Prime Minister of Bhutan Jigmi Y. Thinley delivers the opening speech at the IFOAM?s Sustainable Development Learning Event, Rio+20 (International Federation of Organic Agriculture Movements).
From this practical approach, a discussion on universal governance principles regarding Public Common Goods is emerging. It was the major research question of theinternational exchange-platform Re-thinking Property. Pathway to a Wellbeing Society scenario?organized by the School for Wellbeing at Chulalongkorn University in August 2011.
Bhutan?s position and transformational impulse has been articulated in the Rio+20 documentTime for a Sustainable Economic Paradigm:
?And so, the Kingdom of Bhutan wishes to invite the nations, economists, and ecologists of the world to come together in hammering out a new international consensus on a new sane, sustainability-based global economic paradigm, based on the best available scientific and expert knowledge. It will be a new Bretton Woods to replace an out-dated system that simply no longer works either for the planet or for people.
The new system will require new measures of progress and new national accounts that value our wealth properly and comprehensively (including natural capital and its depletion and degradation), and that properly account for the full benefits and costs of economic activity. And?just as Bretton Woods 1944 established the World Bank and IMF to manage the old growth-based economic paradigm?so the new Bretton Woods will require us to re-design and refashion these global institutions to manage and regulate the new system and ensure proper implementation.?
?Post-Rio+20?efforts towards a new development paradigm, and a global social contract,nowaddress the negotiations regarding the Millennium Development Goals Beyond 2015. Recently three co-chairs of a High-Level UN Panel were appointed: David Cameron, PM of England, Ellen Johnson Sirleaf, President of Liberia, 2011 Nobel Peace Prize recipient, and SusiloBambangYudhoyono, President of Indonesia. Civic action to guide thisdefining global policy development process is urgently needed. The NGO umbrella ?Beyond 2015? has nominated civil society representatives.
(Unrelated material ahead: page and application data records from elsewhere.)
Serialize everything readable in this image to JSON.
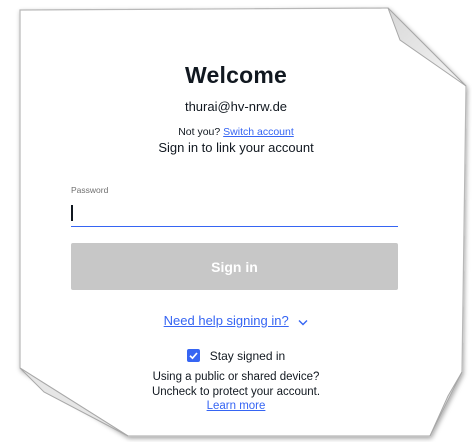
{
  "title": "Welcome",
  "account": {
    "email": "thurai@hv-nrw.de",
    "not_you_text": "Not you?",
    "switch_link": "Switch account"
  },
  "subtitle": "Sign in to link your account",
  "password": {
    "label": "Password",
    "value": "",
    "placeholder": ""
  },
  "signin_button": "Sign in",
  "help_link": "Need help signing in?",
  "stay_signed_in": {
    "label": "Stay signed in",
    "checked": true
  },
  "info": {
    "line1": "Using a public or shared device?",
    "line2": "Uncheck to protect your account.",
    "learn_more": "Learn more"
  },
  "colors": {
    "accent": "#3665f3",
    "button_disabled": "#c7c7c7",
    "text": "#111820"
  },
  "icons": {
    "help_toggle": "chevron-down-icon",
    "checkbox": "checkmark-icon"
  }
}
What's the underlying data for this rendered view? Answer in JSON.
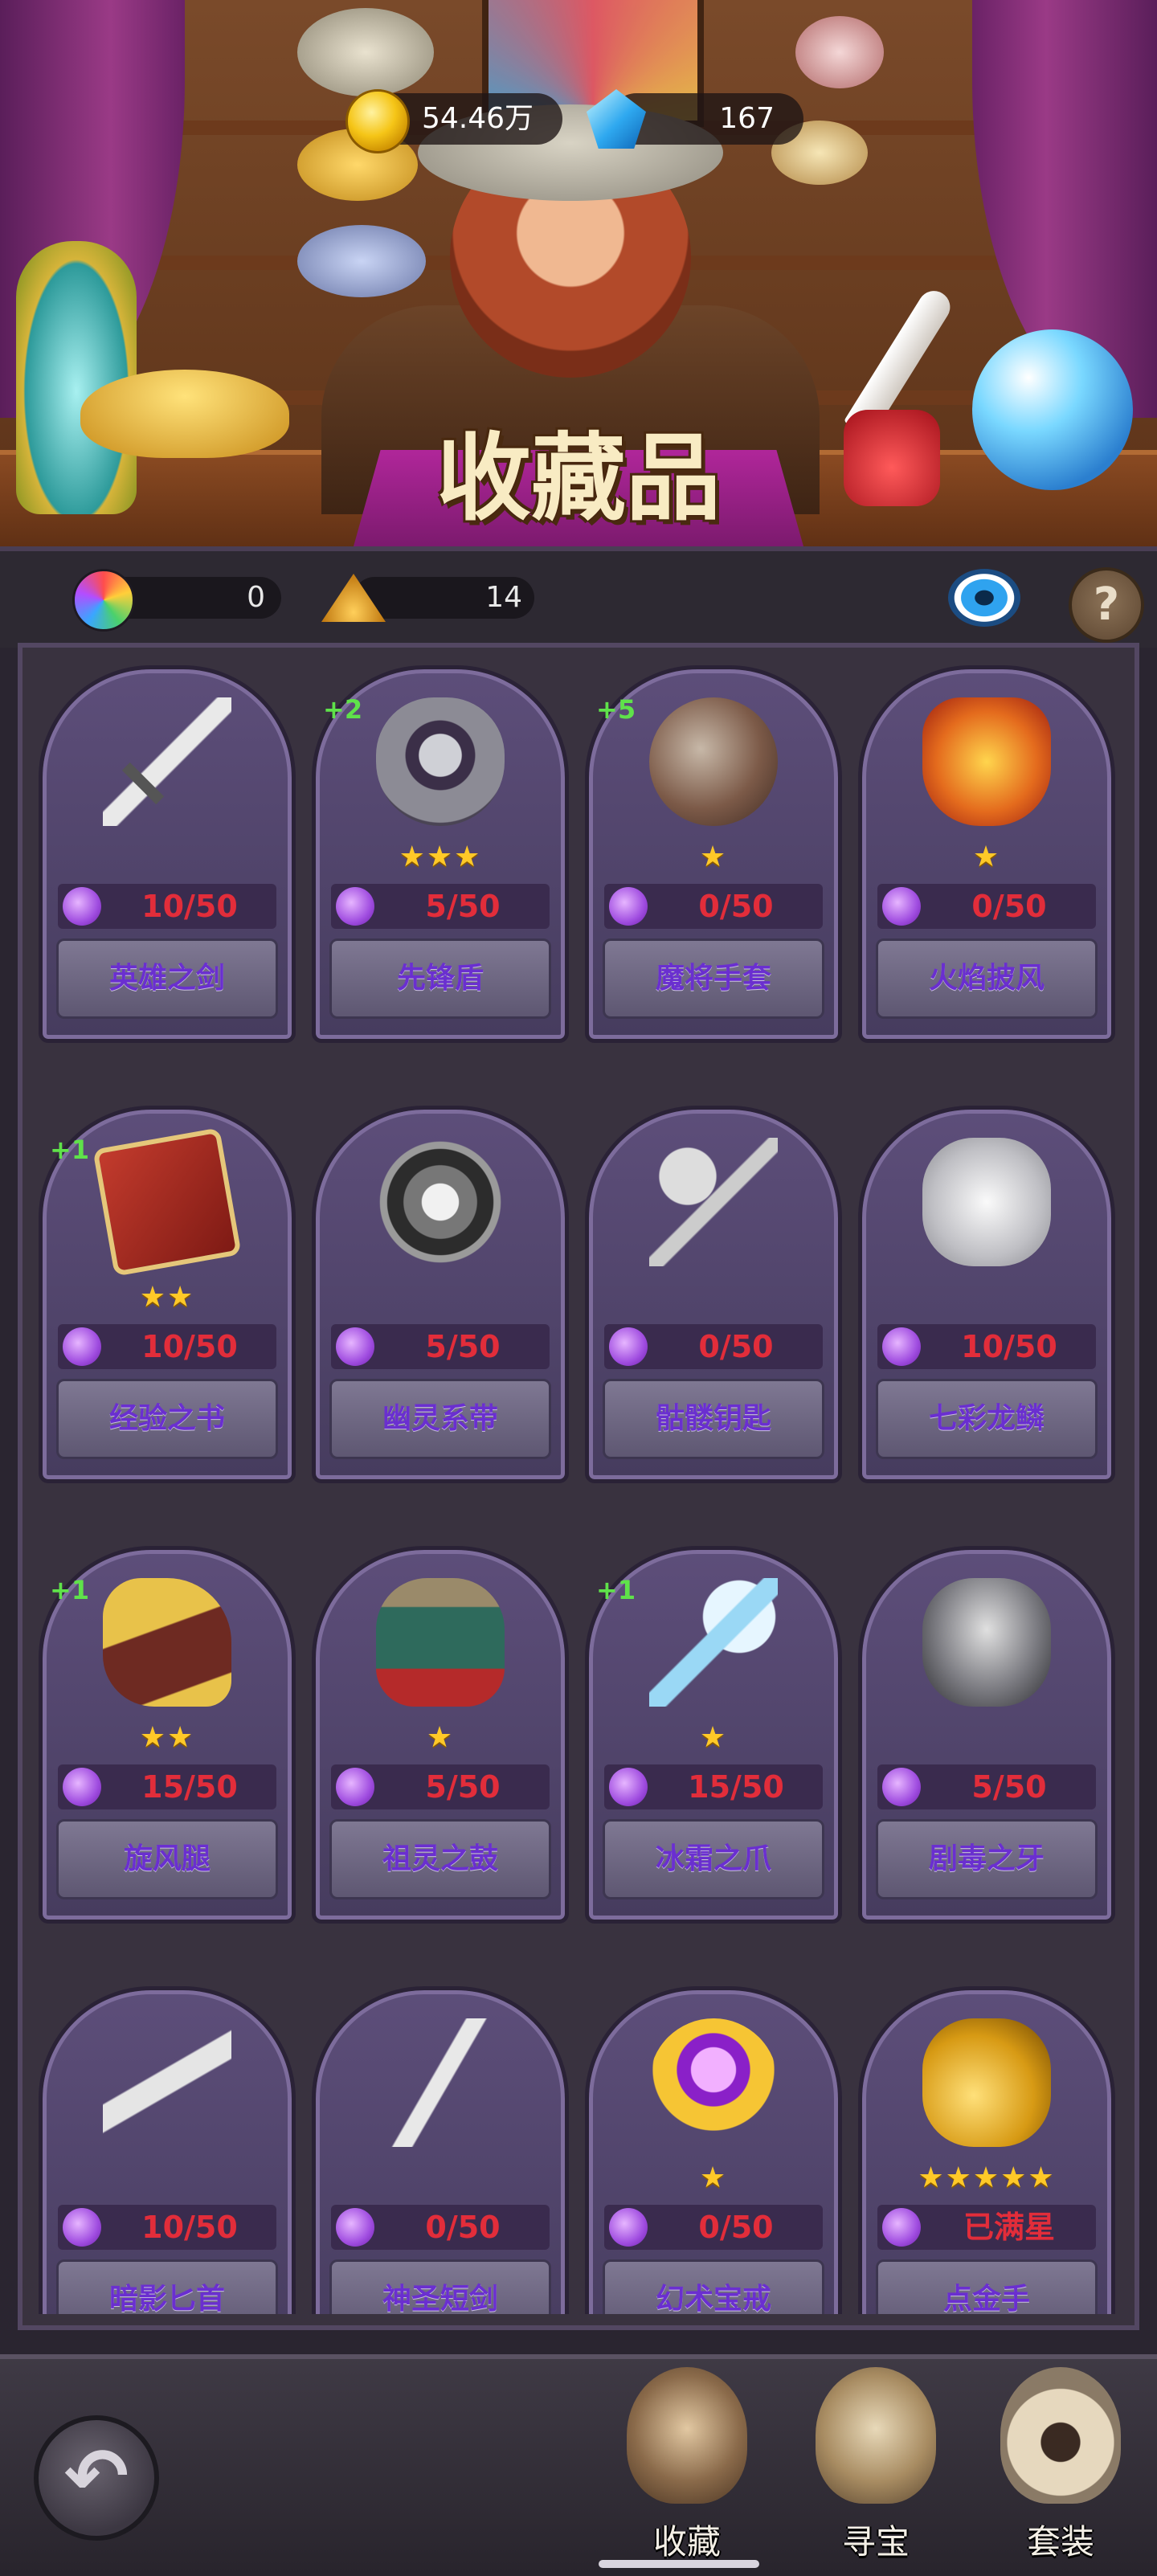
{
  "header": {
    "title": "收藏品",
    "gold": "54.46万",
    "gems": "167"
  },
  "resources": {
    "shards": "0",
    "dust": "14"
  },
  "help_label": "?",
  "items": [
    {
      "name": "英雄之剑",
      "progress": "10/50",
      "stars": "",
      "bonus": "",
      "icon": "sword-icon"
    },
    {
      "name": "先锋盾",
      "progress": "5/50",
      "stars": "★★★",
      "bonus": "+2",
      "icon": "shield-icon"
    },
    {
      "name": "魔将手套",
      "progress": "0/50",
      "stars": "★",
      "bonus": "+5",
      "icon": "gauntlet-icon"
    },
    {
      "name": "火焰披风",
      "progress": "0/50",
      "stars": "★",
      "bonus": "",
      "icon": "cape-icon"
    },
    {
      "name": "经验之书",
      "progress": "10/50",
      "stars": "★★",
      "bonus": "+1",
      "icon": "book-icon"
    },
    {
      "name": "幽灵系带",
      "progress": "5/50",
      "stars": "",
      "bonus": "",
      "icon": "belt-icon"
    },
    {
      "name": "骷髅钥匙",
      "progress": "0/50",
      "stars": "",
      "bonus": "",
      "icon": "key-icon"
    },
    {
      "name": "七彩龙鳞",
      "progress": "10/50",
      "stars": "",
      "bonus": "",
      "icon": "scale-icon"
    },
    {
      "name": "旋风腿",
      "progress": "15/50",
      "stars": "★★",
      "bonus": "+1",
      "icon": "boot-icon"
    },
    {
      "name": "祖灵之鼓",
      "progress": "5/50",
      "stars": "★",
      "bonus": "",
      "icon": "drum-icon"
    },
    {
      "name": "冰霜之爪",
      "progress": "15/50",
      "stars": "★",
      "bonus": "+1",
      "icon": "claw-icon"
    },
    {
      "name": "剧毒之牙",
      "progress": "5/50",
      "stars": "",
      "bonus": "",
      "icon": "fang-icon"
    },
    {
      "name": "暗影匕首",
      "progress": "10/50",
      "stars": "",
      "bonus": "",
      "icon": "dagger-icon"
    },
    {
      "name": "神圣短剑",
      "progress": "0/50",
      "stars": "",
      "bonus": "",
      "icon": "short-sword-icon"
    },
    {
      "name": "幻术宝戒",
      "progress": "0/50",
      "stars": "★",
      "bonus": "",
      "icon": "ring-icon"
    },
    {
      "name": "点金手",
      "progress": "已满星",
      "stars": "★★★★★",
      "bonus": "",
      "icon": "golden-fist-icon"
    }
  ],
  "nav": {
    "collect": "收藏",
    "treasure": "寻宝",
    "set": "套装"
  },
  "colors": {
    "progress_text": "#e22d3a",
    "item_name": "#6a2fd0",
    "bonus_text": "#5fe24a",
    "star": "#ffc928"
  }
}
Within this context, Bhutan proposes to host in 2014(to be confirmed)a high-level meeting on re-designing the Bretton-Woods system, and on establishing agreement on a sustainable economic paradigm.The country is well-equipped for such high-level international meeting that will urge stakeholders to look at global challenges from different angles, including visions from the ?least developed countries?.
The proposed conference in Grenoble, could provide the unique connection between the French ?Roosevelt 2012? campaign, and related independent organizations and persons, with the ?Bhutan Initiative?, building a bridge between locally based movements in Asia and in Europe, in a process towards a new global ?Himalayan consensus?.
Hans van Willenswaard